I like that ambidexterity—Nisbet’s, not Dean’s—but then I once cheerfully voted for Jesse Jackson and Ron Paul within a few months of each other.
Of all the pillars in the TAC pantheon, and they range from Robert Taft to Wendell Berry, from Christopher Lasch to Russell Kirk, from Pat Buchanan to Jane Jacobs, the late Robert Nisbet is the one whose political views most consistently align with those animating this magazine over its first two decades.
If anniversaries, even vicennial ones, are a time for looking back, then Nisbet’s Quest for Community, Twilight of Authority, The Present Age, and Conservatism: Dream and Reality ought to light our way.
Robert Nisbet grew up in a Christian Science household. I’m no follower of Mary Baker Eddy, yet I marvel at the quality of those raised Christian Scientist: Nisbet, Horton Foote, Robert Duvall, and the FDR-hating Ginger Rogers, among other great Americans. (We'll skip Nixon’s Cerberean guardians Haldeman and Ehrlichman.)
It’s that weird old America that I love and feel in my bones. I remember the day they knocked down the Christian Science church in Batavia. The Christian Scientists met in a once-grand columned manse built in 1812. It was razed because, our daily newspaper editorialized, it impeded “the rush into the future.”
To which we might quote Minor Threat, the greatest band ever to come out of Washington, D.C.: “Why is everybody in such a f—g rush?”
This question has been asked if not answered by Americans from Henry David Thoreau to Glenn Frey.

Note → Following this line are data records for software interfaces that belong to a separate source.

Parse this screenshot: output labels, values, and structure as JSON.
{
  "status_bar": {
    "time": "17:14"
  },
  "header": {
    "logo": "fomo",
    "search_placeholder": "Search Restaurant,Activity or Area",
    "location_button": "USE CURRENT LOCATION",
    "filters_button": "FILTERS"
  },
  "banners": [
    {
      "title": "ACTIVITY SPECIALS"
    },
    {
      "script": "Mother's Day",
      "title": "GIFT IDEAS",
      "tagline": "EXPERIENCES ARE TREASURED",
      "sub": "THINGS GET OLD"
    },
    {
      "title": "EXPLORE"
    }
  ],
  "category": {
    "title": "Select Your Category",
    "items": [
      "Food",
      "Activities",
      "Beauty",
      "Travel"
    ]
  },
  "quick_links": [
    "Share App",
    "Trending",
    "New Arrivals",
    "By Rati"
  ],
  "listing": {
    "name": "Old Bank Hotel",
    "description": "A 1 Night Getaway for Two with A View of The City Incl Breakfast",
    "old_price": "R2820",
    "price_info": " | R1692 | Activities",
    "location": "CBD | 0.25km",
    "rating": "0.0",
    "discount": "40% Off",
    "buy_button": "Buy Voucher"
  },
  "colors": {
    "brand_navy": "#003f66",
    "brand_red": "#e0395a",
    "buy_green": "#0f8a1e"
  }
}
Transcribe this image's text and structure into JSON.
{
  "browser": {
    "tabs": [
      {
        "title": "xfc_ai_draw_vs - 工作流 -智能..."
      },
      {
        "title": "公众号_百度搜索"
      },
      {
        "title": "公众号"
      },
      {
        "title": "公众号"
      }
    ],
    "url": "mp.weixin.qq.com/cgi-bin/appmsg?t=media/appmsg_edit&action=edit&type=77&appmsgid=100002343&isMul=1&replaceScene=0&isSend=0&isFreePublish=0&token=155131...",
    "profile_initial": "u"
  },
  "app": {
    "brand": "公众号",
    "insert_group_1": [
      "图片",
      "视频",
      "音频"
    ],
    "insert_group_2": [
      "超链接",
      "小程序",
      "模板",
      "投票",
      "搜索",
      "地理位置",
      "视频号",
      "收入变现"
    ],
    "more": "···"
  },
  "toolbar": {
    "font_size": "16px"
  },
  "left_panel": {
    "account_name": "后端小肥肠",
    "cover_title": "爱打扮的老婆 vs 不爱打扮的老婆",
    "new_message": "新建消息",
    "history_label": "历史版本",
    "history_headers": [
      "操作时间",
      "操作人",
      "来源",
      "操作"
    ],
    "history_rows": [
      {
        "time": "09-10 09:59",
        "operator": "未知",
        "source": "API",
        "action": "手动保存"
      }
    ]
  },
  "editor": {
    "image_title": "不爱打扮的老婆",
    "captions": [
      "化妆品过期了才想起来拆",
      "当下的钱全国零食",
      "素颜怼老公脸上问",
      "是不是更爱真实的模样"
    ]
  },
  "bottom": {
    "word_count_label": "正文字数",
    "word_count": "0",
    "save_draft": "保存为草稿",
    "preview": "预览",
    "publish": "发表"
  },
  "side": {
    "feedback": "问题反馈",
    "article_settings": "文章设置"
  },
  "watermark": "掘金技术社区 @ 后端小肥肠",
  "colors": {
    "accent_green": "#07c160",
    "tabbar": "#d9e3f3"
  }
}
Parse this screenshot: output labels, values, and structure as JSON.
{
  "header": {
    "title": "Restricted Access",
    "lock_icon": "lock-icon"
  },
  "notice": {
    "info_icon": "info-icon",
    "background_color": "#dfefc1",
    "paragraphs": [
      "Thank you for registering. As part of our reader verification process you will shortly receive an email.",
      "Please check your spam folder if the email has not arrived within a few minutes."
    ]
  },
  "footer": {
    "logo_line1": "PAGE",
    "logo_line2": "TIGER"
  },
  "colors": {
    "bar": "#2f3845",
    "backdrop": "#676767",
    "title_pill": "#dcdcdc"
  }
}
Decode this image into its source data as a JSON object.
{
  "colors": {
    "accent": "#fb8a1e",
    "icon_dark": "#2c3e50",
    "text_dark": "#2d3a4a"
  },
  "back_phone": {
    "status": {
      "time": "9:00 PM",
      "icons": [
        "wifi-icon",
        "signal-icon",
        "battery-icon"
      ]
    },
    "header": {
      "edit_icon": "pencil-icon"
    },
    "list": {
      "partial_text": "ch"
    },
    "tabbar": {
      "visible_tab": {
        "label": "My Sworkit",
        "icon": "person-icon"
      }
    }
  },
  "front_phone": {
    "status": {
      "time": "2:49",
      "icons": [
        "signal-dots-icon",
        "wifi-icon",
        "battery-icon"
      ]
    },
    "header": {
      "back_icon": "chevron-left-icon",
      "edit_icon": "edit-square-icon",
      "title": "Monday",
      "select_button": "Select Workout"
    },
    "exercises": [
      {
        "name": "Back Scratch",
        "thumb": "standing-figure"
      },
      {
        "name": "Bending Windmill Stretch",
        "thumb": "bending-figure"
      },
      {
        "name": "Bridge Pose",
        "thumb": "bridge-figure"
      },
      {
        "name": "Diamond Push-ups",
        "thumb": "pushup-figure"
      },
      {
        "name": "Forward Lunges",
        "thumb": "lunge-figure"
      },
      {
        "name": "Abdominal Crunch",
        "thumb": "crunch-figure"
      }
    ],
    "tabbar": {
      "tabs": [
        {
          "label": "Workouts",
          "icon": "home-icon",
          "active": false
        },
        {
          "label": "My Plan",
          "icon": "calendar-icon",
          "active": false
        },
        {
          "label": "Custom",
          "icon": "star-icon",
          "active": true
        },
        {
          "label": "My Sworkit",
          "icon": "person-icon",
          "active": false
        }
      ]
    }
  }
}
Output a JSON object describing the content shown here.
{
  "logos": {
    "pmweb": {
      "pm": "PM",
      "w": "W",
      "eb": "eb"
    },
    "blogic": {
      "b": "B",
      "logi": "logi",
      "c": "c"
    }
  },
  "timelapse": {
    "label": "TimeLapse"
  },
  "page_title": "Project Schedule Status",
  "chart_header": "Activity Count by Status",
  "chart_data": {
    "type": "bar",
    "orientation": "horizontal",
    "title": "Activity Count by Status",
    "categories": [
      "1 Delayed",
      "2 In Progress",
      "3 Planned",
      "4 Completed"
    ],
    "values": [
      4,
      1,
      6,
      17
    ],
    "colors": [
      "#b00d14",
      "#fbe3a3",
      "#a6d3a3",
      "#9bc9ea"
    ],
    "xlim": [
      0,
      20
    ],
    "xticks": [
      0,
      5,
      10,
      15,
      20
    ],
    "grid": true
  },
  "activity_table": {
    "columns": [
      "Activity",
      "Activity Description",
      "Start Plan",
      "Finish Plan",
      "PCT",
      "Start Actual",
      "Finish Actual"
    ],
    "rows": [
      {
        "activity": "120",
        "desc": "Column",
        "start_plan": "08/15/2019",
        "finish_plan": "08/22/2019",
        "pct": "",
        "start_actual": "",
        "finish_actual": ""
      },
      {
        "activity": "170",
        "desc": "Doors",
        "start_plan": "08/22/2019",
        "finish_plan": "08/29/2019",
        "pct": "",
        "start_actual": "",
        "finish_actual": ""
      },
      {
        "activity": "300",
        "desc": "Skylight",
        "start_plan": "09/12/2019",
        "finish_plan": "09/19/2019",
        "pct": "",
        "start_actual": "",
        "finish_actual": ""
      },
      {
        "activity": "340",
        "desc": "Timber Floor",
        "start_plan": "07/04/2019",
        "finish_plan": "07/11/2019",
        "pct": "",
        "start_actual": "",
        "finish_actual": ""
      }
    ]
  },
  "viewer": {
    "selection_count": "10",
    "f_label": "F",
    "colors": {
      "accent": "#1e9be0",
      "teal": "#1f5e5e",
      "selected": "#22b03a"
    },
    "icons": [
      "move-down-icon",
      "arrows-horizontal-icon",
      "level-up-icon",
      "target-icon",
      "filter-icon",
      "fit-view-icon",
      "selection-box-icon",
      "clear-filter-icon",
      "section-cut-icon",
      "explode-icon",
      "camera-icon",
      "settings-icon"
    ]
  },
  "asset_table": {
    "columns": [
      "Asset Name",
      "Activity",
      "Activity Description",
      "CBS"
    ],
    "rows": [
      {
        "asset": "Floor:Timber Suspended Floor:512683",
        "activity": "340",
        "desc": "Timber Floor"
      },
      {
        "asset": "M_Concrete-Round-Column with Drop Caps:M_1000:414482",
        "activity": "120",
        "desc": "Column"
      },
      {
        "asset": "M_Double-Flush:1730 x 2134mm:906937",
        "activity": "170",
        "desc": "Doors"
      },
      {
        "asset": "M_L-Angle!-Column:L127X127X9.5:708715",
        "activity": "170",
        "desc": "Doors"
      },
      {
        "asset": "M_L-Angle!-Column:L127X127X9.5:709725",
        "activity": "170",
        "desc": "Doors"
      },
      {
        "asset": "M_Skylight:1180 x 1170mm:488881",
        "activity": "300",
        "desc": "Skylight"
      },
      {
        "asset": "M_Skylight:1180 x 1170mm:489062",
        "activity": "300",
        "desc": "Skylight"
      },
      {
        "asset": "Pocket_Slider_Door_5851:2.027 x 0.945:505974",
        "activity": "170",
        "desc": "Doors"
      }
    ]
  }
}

Sociologist Nisbet was a gentle contrarian, a Californian who had been much affected by his reading of the Southern Agrarian manifesto I'll Take My Stand while a student at Berkeley. Ah, Berkeley, hotbed of Southern agrarianism!
Nisbet had guts. . .